During the early 1770s fugitives from slavery fled by sea from the then-British Caribbean colony of Carriacou, an island a short sail from Grenada in the southeastern Caribbean.
The fugitives, wrote the British Windward Islands’ governor William Leybourne in 1773, “escape from us in boats to some of the nearest Spanish settlements,” induced by “unknown agents” who had “inculcated” in the escapees “notions of freedom.” Despite “repeated applications” to Spanish officials, Leybourne explained, “no redress [could] be procured.”
Those who fled Carriacou left a plantation colony where around 2,700 enslaved people labored, primarily on cotton plantations, under the supervision of around just one hundred white settlers.
To Carriacou’s south were several Spanish territories including Caracas, Cumaná, Margarita, and Trinidad.
In the latter province, Spanish policies first decreed in 1680 theoretically offered sanctuary to fugitives, typically in exchange for Catholic conversion.
In 1704, a similar proclamation was issued in nearby Venezuela.
In 1750, the Spanish issued a Royal Decree stating that fugitives who escaped from Protestant-governed territories to any of Spain’s American domains could be declared legally free as Catholic converts.
As Julius S. Scott’s The Common Wind shows us, news of such decrees traveled widely and quickly in the Caribbean.
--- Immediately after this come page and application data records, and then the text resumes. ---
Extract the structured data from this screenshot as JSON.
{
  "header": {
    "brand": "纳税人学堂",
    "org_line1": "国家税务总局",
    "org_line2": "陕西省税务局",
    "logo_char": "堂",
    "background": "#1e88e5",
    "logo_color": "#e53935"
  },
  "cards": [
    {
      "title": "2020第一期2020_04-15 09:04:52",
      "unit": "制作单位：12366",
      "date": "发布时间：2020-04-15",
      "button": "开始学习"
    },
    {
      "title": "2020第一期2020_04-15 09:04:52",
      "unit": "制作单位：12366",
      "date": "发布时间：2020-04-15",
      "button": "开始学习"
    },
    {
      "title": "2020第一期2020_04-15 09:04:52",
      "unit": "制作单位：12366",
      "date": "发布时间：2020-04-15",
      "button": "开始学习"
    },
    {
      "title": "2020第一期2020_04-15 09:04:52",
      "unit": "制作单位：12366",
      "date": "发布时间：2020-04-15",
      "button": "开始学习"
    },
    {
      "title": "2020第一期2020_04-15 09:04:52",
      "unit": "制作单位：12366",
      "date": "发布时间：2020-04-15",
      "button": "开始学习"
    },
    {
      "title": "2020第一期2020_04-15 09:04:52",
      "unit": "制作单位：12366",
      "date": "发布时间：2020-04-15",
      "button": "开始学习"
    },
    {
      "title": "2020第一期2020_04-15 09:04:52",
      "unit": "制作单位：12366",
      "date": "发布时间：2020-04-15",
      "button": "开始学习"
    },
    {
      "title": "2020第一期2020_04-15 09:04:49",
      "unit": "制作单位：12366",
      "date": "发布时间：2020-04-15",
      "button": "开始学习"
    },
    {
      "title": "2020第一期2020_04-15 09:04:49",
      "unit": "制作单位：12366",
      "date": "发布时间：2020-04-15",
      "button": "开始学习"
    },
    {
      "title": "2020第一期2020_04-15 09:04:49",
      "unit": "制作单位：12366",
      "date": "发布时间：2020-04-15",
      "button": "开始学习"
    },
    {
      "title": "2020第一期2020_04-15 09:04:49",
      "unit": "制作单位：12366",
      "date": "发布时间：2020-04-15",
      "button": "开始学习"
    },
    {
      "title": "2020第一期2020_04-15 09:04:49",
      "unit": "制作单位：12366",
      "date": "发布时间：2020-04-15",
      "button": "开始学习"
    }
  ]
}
Over time and between colonies, the mobile and masterless – small time traders and sailors, smugglers, runaways, rebels, deserters, and dock workers – circulated news and rumor that often found its way to those who remained confined on plantations.
As Scott showed in such vivid detail, the mobility of these people posed a “steady undercurrent of opposition to the ‘absolute’ power of masters, merchants, and military officers” in the colonial Caribbean at-large. As Scott put it, “local rulers were no more able to control the rapid spread of information than they were able to control the movements of the ships or the masterless people with which this information traveled.”
The commercial routes through which these people operated opened up subversive communication channels, “as well as tempting routes of escape.”